<<<<

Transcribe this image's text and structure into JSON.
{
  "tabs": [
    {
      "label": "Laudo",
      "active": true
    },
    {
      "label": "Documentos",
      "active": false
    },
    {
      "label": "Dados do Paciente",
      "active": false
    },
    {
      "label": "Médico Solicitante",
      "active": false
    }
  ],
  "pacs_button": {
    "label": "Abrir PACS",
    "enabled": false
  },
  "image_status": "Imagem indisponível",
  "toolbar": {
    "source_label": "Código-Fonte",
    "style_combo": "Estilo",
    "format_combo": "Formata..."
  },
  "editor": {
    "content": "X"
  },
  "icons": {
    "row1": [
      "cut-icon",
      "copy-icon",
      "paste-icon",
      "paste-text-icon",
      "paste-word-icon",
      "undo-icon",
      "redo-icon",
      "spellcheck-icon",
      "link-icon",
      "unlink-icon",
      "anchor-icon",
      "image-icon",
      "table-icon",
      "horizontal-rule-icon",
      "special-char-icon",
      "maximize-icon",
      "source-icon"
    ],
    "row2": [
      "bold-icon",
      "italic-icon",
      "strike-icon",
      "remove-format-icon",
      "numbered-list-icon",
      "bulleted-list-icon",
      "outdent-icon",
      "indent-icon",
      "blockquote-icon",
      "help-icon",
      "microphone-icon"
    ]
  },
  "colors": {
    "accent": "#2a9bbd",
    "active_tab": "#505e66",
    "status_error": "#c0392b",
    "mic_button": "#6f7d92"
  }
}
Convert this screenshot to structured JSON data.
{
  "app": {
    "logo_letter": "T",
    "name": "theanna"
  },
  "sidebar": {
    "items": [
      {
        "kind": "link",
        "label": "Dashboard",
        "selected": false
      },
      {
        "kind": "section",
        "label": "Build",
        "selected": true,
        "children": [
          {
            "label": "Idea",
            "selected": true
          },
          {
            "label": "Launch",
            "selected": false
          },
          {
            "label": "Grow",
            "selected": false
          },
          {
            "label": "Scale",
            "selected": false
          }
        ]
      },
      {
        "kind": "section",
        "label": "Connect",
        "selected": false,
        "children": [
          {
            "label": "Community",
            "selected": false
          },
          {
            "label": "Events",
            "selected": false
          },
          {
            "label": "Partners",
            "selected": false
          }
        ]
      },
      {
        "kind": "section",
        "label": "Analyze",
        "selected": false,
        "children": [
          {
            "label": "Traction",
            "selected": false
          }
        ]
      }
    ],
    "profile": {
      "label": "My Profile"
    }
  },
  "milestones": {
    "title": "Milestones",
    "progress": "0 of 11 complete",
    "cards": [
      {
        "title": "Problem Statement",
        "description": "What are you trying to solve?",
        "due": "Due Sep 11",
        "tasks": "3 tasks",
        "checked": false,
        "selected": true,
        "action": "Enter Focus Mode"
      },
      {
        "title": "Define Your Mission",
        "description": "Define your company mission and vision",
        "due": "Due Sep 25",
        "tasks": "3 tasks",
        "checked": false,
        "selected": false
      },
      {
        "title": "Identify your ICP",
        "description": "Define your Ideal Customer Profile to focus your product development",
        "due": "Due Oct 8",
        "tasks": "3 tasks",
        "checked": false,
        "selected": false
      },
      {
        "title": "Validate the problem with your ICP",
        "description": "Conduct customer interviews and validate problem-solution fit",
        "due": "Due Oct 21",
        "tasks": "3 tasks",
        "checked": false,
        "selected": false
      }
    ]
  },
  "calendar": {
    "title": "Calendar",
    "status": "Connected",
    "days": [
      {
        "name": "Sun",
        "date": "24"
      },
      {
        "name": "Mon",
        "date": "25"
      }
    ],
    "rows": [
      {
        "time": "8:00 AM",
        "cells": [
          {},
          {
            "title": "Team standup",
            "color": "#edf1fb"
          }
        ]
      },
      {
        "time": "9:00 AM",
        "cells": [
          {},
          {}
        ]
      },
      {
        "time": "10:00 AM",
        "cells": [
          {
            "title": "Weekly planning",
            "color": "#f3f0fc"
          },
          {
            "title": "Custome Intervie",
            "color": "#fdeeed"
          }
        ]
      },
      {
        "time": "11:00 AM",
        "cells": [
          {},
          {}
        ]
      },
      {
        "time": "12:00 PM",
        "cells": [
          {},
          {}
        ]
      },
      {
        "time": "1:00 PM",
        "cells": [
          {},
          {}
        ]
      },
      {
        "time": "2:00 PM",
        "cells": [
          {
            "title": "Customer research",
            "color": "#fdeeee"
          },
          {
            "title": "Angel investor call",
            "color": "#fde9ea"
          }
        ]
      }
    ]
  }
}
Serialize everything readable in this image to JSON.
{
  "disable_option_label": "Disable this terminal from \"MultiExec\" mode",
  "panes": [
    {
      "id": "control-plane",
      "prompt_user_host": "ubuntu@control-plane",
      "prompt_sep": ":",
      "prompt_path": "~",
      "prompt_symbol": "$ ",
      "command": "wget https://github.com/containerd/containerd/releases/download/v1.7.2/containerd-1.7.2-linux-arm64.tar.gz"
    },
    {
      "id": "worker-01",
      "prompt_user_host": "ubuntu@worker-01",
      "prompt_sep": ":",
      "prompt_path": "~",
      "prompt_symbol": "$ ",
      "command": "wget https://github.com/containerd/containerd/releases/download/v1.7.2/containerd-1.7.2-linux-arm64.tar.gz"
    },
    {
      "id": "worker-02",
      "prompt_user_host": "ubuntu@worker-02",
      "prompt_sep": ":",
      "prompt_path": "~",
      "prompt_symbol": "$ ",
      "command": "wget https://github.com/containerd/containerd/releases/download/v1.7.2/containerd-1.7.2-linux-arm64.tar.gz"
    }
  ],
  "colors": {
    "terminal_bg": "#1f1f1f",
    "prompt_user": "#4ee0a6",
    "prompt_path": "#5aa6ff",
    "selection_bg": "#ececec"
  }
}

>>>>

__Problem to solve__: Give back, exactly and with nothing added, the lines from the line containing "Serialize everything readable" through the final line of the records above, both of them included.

__Solution to this exercise__:
Serialize everything readable in this image to JSON.
{
  "disable_option_label": "Disable this terminal from \"MultiExec\" mode",
  "panes": [
    {
      "id": "control-plane",
      "prompt_user_host": "ubuntu@control-plane",
      "prompt_sep": ":",
      "prompt_path": "~",
      "prompt_symbol": "$ ",
      "command": "wget https://github.com/containerd/containerd/releases/download/v1.7.2/containerd-1.7.2-linux-arm64.tar.gz"
    },
    {
      "id": "worker-01",
      "prompt_user_host": "ubuntu@worker-01",
      "prompt_sep": ":",
      "prompt_path": "~",
      "prompt_symbol": "$ ",
      "command": "wget https://github.com/containerd/containerd/releases/download/v1.7.2/containerd-1.7.2-linux-arm64.tar.gz"
    },
    {
      "id": "worker-02",
      "prompt_user_host": "ubuntu@worker-02",
      "prompt_sep": ":",
      "prompt_path": "~",
      "prompt_symbol": "$ ",
      "command": "wget https://github.com/containerd/containerd/releases/download/v1.7.2/containerd-1.7.2-linux-arm64.tar.gz"
    }
  ],
  "colors": {
    "terminal_bg": "#1f1f1f",
    "prompt_user": "#4ee0a6",
    "prompt_path": "#5aa6ff",
    "selection_bg": "#ececec"
  }
}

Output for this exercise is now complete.